BIG CORNISLAND – Hugging Nicaragua’s largely untouched AtlanticCoast, the CornIslands are more removed from the mainland than the quick plane ride from Managua would suggest.
Separated from the rest of the country by history and geography, the two islands lack the same Spanish influences that dominate other popular tourist spots.
The result is a distinctly Caribbean feel just 50 miles off the Nicaraguan coast. What you hear on the islands is mostly Creole English and reggae music. The waters are turquoise blue and the beaches are tranquil.
It’s a hard-to-beat combination that feels all the more remarkable once you realize you’re still in Nicaragua.
Just a few kilometers off the CornIslands is an even greater treasure for underwater enthusiasts: a coral reef that stretches down from Belize and offers some of the best diving in Central America.
The islands remain relatively undiscovered by tourists, and the surrounding waters are teaming with colorful marine life.
The two islands – BigCornIsland and Little Corn Island – offer an impressive array of diving options, each equipped with its own professional dive shop. Two popular dive companies are Nautilus on Big Corn, and, across the 15-kilometer stretch of blue ocean separating the two islands, Dive Little Corn. As with anywhere, the two shops require special dive certification before they will take you down.

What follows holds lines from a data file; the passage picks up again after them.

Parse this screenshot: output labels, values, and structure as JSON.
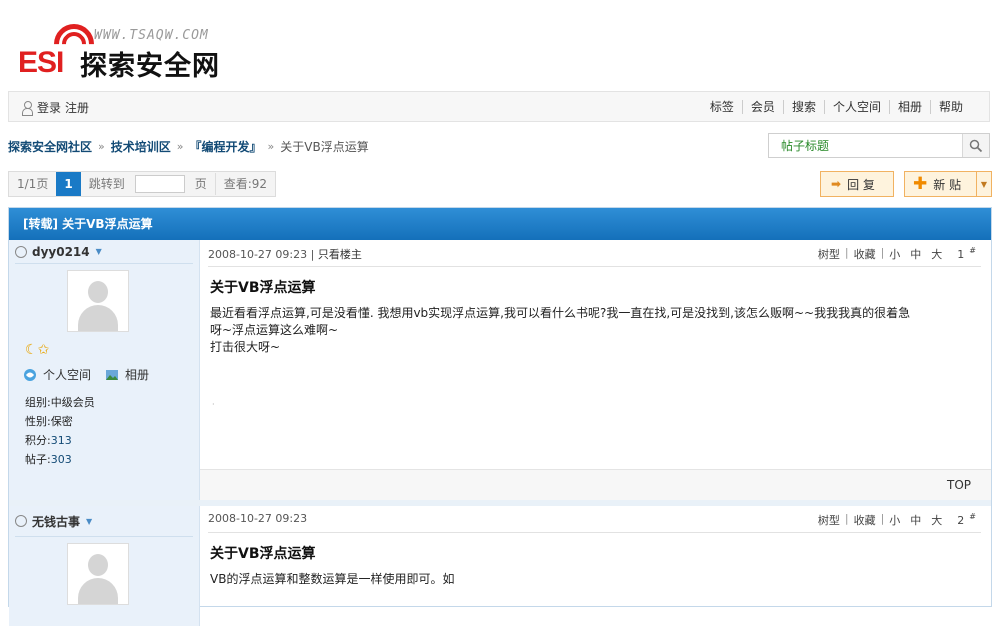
{
  "logo": {
    "url_text": "WWW.TSAQW.COM",
    "brand_mark": "ESI",
    "brand_name": "探索安全网"
  },
  "topnav": {
    "login": "登录",
    "register": "注册",
    "links": [
      "标签",
      "会员",
      "搜索",
      "个人空间",
      "相册",
      "帮助"
    ]
  },
  "breadcrumb": {
    "items": [
      "探索安全网社区",
      "技术培训区",
      "『编程开发』"
    ],
    "separator": "»",
    "current": "关于VB浮点运算"
  },
  "search": {
    "placeholder": "帖子标题"
  },
  "pager": {
    "pages": "1/1页",
    "current": "1",
    "jump_label": "跳转到",
    "page_unit": "页",
    "views": "查看:92"
  },
  "actions": {
    "reply": "回 复",
    "new_post": "新 贴"
  },
  "thread": {
    "title": "[转载] 关于VB浮点运算"
  },
  "posts": [
    {
      "user": "dyy0214",
      "space": "个人空间",
      "album": "相册",
      "group": "组别:中级会员",
      "gender": "性别:保密",
      "points_label": "积分:",
      "points": "313",
      "posts_label": "帖子:",
      "posts": "303",
      "date": "2008-10-27 09:23",
      "only_author": "只看楼主",
      "tools": [
        "树型",
        "收藏",
        "小",
        "中",
        "大"
      ],
      "floor": "1",
      "title": "关于VB浮点运算",
      "body_line1": "最近看看浮点运算,可是没看懂. 我想用vb实现浮点运算,我可以看什么书呢?我一直在找,可是没找到,该怎么贩啊~~我我我真的很着急",
      "body_line2": "呀~浮点运算这么难啊~",
      "body_line3": "打击很大呀~",
      "top": "TOP"
    },
    {
      "user": "无钱古事",
      "date": "2008-10-27 09:23",
      "tools": [
        "树型",
        "收藏",
        "小",
        "中",
        "大"
      ],
      "floor": "2",
      "title": "关于VB浮点运算",
      "body_line1": "VB的浮点运算和整数运算是一样使用即可。如"
    }
  ],
  "colors": {
    "accent": "#1a7ac6",
    "link": "#124a75",
    "button_border": "#f1b261",
    "button_bg": "#fef3dd"
  }
}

They both offer professional lessons that can get you underwater and exploring relatively quickly. They also offer snorkeling tours, which for a trip that can run as short as two hours, puts you in close range to spotted sea rays, nurse sharks and giant turtles.
Regine Herzog, who runs the Nautilus dive store with her husband, Chema, explains that the relatively small number of visitors has kept the natural habit of the dive spots intact, whereas, divers complain, popular spots off the Virgin Islands and other Caribbean destinations have become overrun with tourists. Hurricanes have chipped away at some of the reef near the CornIslands, but there are a number of submerged shipwrecks that add to the marine habitat.
Those who dive or snorkel here can expect to see anything from small, bright trigger fish to menacing-looking barracudas. A recent snorkeling excursion by two tourists reported spotting a ray and a variety of colorful tropical fish. The main attraction of their snorkeling was seeing an olive ridley sea turtle, which swooped by like an underwater cargo plane.
The main thing keeping the bigger crowds away, Herzog says, is the price of the plane ticket from Managua to BigCornIsland, which has nearly doubled in recent years.
But the island’s growing reputation and sprinkling of fancier, new hotels is starting to draw higher-end tourists with more money in their pockets.
“It’s a different group now,” Herzog says, adding that no one goes away unhappy. Despite the wealthier clientele, Herzog has kept her prices the same. A two-tank dive with instructor and equipment still costs only $75.
A range of spots can be enjoyed by divers of all levels. But the must-see spot for more experienced divers is “Blowing Rock,” a jagged formation that sits a few kilometers off Big Corn. The large, underwater cliff climbs 150 feet from the ocean floor, making it an attractive spot for all types of sea life.
Off Little Corn, there are a series of small, underwater caves that have become dive favorites there.
While the tourists who dive here go away pleased, few seem as happy as the Nautilus owners. Chema and Regine are both avid musicians who, after a day of diving, open their restaurant on weekends to local performers.
They sometimes join in on the music act themselves.
“It’s a great way of life out here,” says Chema.
For more information, contact Nautilus at 575-5077, www.divebigcorn.com. You can contact Dive Little Corn by e-mail at: firstname.lastname@example.org.